Warren and Brown said in their letter that Obama’s administration has “kept [the deal] hidden from public view,” while “executives of the country’s biggest corporations and their lobbyists already have had significant opportunities not only to read it, but to shape its terms.” They demanded he “promptly declassify” details of the draft.
Robert Schroeder wrote for MarketWatch that the trade deal would likely add to gross domestic product:
Adding 0.2% to U.S. gross domestic product over several years is a “reasonable” estimate of the economic impact of the proposed Trans-Pacific Partnership, a Goldman Sachs analyst says.
In a recent note, Goldman’s Alec Phillips says a preliminary announcement of the deal could come as early as this week — although negotiations may not formally conclude until at least this summer.
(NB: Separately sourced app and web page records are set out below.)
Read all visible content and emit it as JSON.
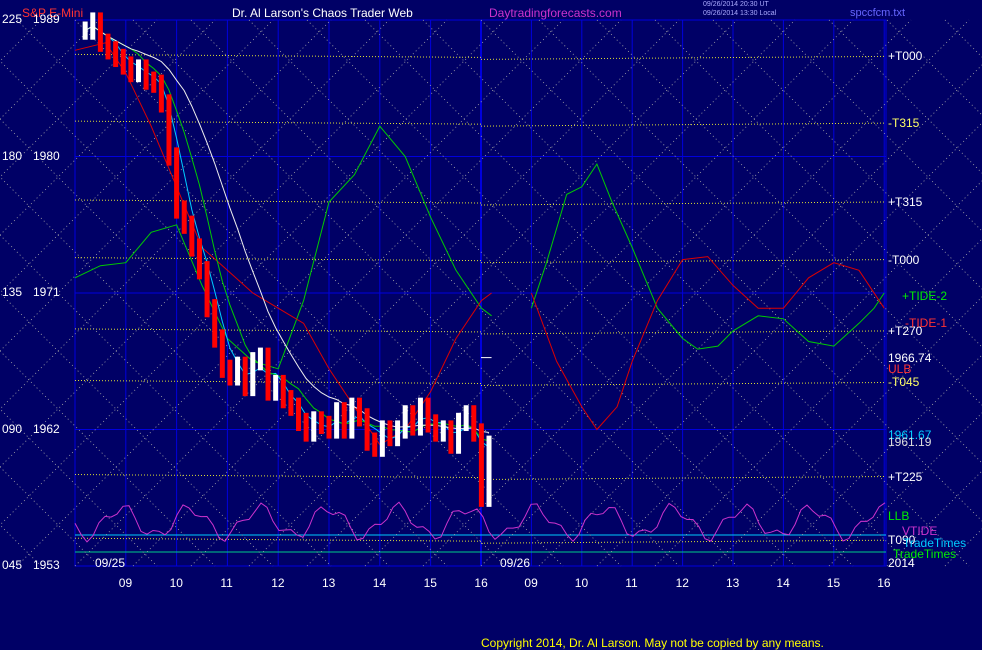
{
  "header": {
    "instrument": "S&P E-Mini",
    "title": "Dr. Al Larson's Chaos Trader Web",
    "site": "Daytradingforecasts.com",
    "time1": "09/26/2014 20:30 UT",
    "time2": "09/26/2014 13:30 Local",
    "file": "spccfcm.txt"
  },
  "colors": {
    "background": "#000066",
    "grid": "#0000dd",
    "price_up": "#ffffff",
    "price_down": "#ff0000",
    "cyan_ma": "#00ccff",
    "green_ma": "#00cc00",
    "white_ma": "#eeeeee",
    "red_ma": "#dd0000",
    "tide1": "#dd0000",
    "tide2": "#00cc00",
    "vtide": "#cc33cc",
    "electron_lines": "#dddd33",
    "diamond": "#aaaaaa"
  },
  "footer": {
    "copyright": "Copyright 2014, Dr. Al Larson. May not be copied by any means."
  },
  "chart_data": {
    "type": "line",
    "title": "S&P E-Mini",
    "y_left_scale": {
      "ticks": [
        "225",
        "180",
        "135",
        "090",
        "045"
      ],
      "range": [
        45,
        225
      ]
    },
    "y_price": {
      "ticks": [
        "1989",
        "1980",
        "1971",
        "1962",
        "1953"
      ],
      "range": [
        1953,
        1989
      ]
    },
    "x_ticks_day1": [
      "09",
      "10",
      "11",
      "12",
      "13",
      "14",
      "15",
      "16"
    ],
    "x_ticks_day2": [
      "09",
      "10",
      "11",
      "12",
      "13",
      "14",
      "15",
      "16"
    ],
    "day_labels": [
      "09/25",
      "09/26"
    ],
    "year_label": "2014",
    "price_close_marker": {
      "label": "1966.74",
      "value": 1966.74
    },
    "right_labels": [
      {
        "text": "+T000",
        "value": 1986.6,
        "color": "#ffffff"
      },
      {
        "text": "-T315",
        "value": 1982.2,
        "color": "#ffff66"
      },
      {
        "text": "+T315",
        "value": 1977.0,
        "color": "#ffffff"
      },
      {
        "text": "-T000",
        "value": 1973.2,
        "color": "#ffffff"
      },
      {
        "text": "+T270",
        "value": 1968.5,
        "color": "#ffffff"
      },
      {
        "text": "-T045",
        "value": 1965.1,
        "color": "#ffff66"
      },
      {
        "text": "+T225",
        "value": 1958.9,
        "color": "#ffffff"
      },
      {
        "text": "+TIDE-2",
        "value": 1970.8,
        "color": "#00ee00"
      },
      {
        "text": "-TIDE-1",
        "value": 1969.0,
        "color": "#ff3333"
      },
      {
        "text": "ULB",
        "value": 1966.0,
        "color": "#ff3333"
      },
      {
        "text": "1961.67",
        "value": 1961.67,
        "color": "#00ccff"
      },
      {
        "text": "1961.19",
        "value": 1961.19,
        "color": "#dddddd"
      },
      {
        "text": "LLB",
        "value": 1956.3,
        "color": "#00ee00"
      },
      {
        "text": "VTIDE",
        "value": 1955.3,
        "color": "#cc33cc"
      },
      {
        "text": "T090",
        "value": 1954.7,
        "color": "#ffffff"
      },
      {
        "text": "TradeTimes",
        "value": 1954.5,
        "color": "#00ccff"
      },
      {
        "text": "TradeTimes",
        "value": 1953.8,
        "color": "#00ee00"
      }
    ],
    "price_day1": [
      [
        8.2,
        1988.3
      ],
      [
        8.35,
        1988.9
      ],
      [
        8.5,
        1987.5
      ],
      [
        8.65,
        1987.0
      ],
      [
        8.8,
        1986.5
      ],
      [
        8.95,
        1986.0
      ],
      [
        9.1,
        1985.5
      ],
      [
        9.25,
        1985.8
      ],
      [
        9.4,
        1985.0
      ],
      [
        9.55,
        1984.8
      ],
      [
        9.7,
        1983.5
      ],
      [
        9.85,
        1980.0
      ],
      [
        10.0,
        1976.5
      ],
      [
        10.15,
        1975.5
      ],
      [
        10.3,
        1974.0
      ],
      [
        10.45,
        1972.5
      ],
      [
        10.6,
        1970.0
      ],
      [
        10.75,
        1968.0
      ],
      [
        10.9,
        1966.0
      ],
      [
        11.05,
        1965.5
      ],
      [
        11.2,
        1966.2
      ],
      [
        11.35,
        1964.8
      ],
      [
        11.5,
        1966.5
      ],
      [
        11.65,
        1966.8
      ],
      [
        11.8,
        1964.5
      ],
      [
        11.95,
        1965.0
      ],
      [
        12.1,
        1964.0
      ],
      [
        12.25,
        1963.5
      ],
      [
        12.4,
        1962.5
      ],
      [
        12.55,
        1961.8
      ],
      [
        12.7,
        1962.6
      ],
      [
        12.85,
        1962.3
      ],
      [
        13.0,
        1962.0
      ],
      [
        13.15,
        1963.2
      ],
      [
        13.3,
        1962.0
      ],
      [
        13.45,
        1963.5
      ],
      [
        13.6,
        1962.8
      ],
      [
        13.75,
        1961.2
      ],
      [
        13.9,
        1960.8
      ],
      [
        14.05,
        1962.0
      ],
      [
        14.2,
        1961.5
      ],
      [
        14.35,
        1962.0
      ],
      [
        14.5,
        1963.0
      ],
      [
        14.65,
        1962.2
      ],
      [
        14.8,
        1963.5
      ],
      [
        14.95,
        1962.4
      ],
      [
        15.1,
        1961.8
      ],
      [
        15.25,
        1962.0
      ],
      [
        15.4,
        1961.0
      ],
      [
        15.55,
        1962.5
      ],
      [
        15.7,
        1963.0
      ],
      [
        15.85,
        1961.8
      ],
      [
        16.0,
        1957.5
      ],
      [
        16.15,
        1961.0
      ]
    ],
    "tide2_day1": [
      [
        8.0,
        1972.0
      ],
      [
        8.5,
        1972.8
      ],
      [
        9.0,
        1973.0
      ],
      [
        9.5,
        1975.0
      ],
      [
        10.0,
        1975.5
      ],
      [
        10.5,
        1971.5
      ],
      [
        11.0,
        1968.0
      ],
      [
        11.5,
        1966.5
      ],
      [
        12.0,
        1966.0
      ],
      [
        12.5,
        1970.5
      ],
      [
        13.0,
        1977.0
      ],
      [
        13.5,
        1978.8
      ],
      [
        14.0,
        1982.0
      ],
      [
        14.5,
        1980.0
      ],
      [
        15.0,
        1976.0
      ],
      [
        15.5,
        1972.5
      ],
      [
        16.0,
        1970.0
      ],
      [
        16.2,
        1969.5
      ]
    ],
    "tide1_day1": [
      [
        8.0,
        1987.0
      ],
      [
        8.6,
        1987.5
      ],
      [
        9.0,
        1985.5
      ],
      [
        9.5,
        1982.0
      ],
      [
        10.0,
        1978.0
      ],
      [
        10.5,
        1974.0
      ],
      [
        11.0,
        1972.5
      ],
      [
        11.5,
        1971.0
      ],
      [
        12.0,
        1970.0
      ],
      [
        12.5,
        1969.0
      ],
      [
        13.0,
        1966.0
      ],
      [
        13.5,
        1963.5
      ],
      [
        14.0,
        1961.0
      ],
      [
        14.5,
        1962.0
      ],
      [
        15.0,
        1964.5
      ],
      [
        15.5,
        1968.0
      ],
      [
        16.0,
        1970.5
      ],
      [
        16.2,
        1971.0
      ]
    ],
    "tide2_day2": [
      [
        9.0,
        1970.0
      ],
      [
        9.3,
        1973.0
      ],
      [
        9.7,
        1977.5
      ],
      [
        10.0,
        1978.0
      ],
      [
        10.3,
        1979.5
      ],
      [
        10.6,
        1977.0
      ],
      [
        11.0,
        1974.0
      ],
      [
        11.5,
        1970.0
      ],
      [
        12.0,
        1968.0
      ],
      [
        12.3,
        1967.3
      ],
      [
        12.7,
        1967.5
      ],
      [
        13.0,
        1968.5
      ],
      [
        13.5,
        1969.5
      ],
      [
        14.0,
        1969.3
      ],
      [
        14.5,
        1967.8
      ],
      [
        15.0,
        1967.5
      ],
      [
        15.5,
        1969.0
      ],
      [
        15.8,
        1970.0
      ],
      [
        16.0,
        1971.0
      ]
    ],
    "tide1_day2": [
      [
        9.0,
        1971.0
      ],
      [
        9.5,
        1966.5
      ],
      [
        10.0,
        1963.5
      ],
      [
        10.3,
        1962.0
      ],
      [
        10.7,
        1963.5
      ],
      [
        11.0,
        1966.5
      ],
      [
        11.5,
        1970.5
      ],
      [
        12.0,
        1973.2
      ],
      [
        12.5,
        1973.4
      ],
      [
        13.0,
        1971.5
      ],
      [
        13.5,
        1970.0
      ],
      [
        14.0,
        1970.0
      ],
      [
        14.5,
        1972.0
      ],
      [
        15.0,
        1973.0
      ],
      [
        15.5,
        1972.5
      ],
      [
        16.0,
        1970.0
      ]
    ]
  }
}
The U.S. is negotiating the TPP, a regional free-trade agreement, with Japan and 10 other countries. It’s expected to be a major topic of discussion when President Barack Obama and Japanese Prime Minister Shinzo Abe meet in Washington on Tuesday.
Obama and his allies are making public arguments for giving the president the ability to negotiate a deal. The notion that without it, America would fall behind is likely one that will resonate with people across the political spectrum. And for many manufacturers and businesses, any way to boost business would be welcome. Whether Congress agrees will be another story.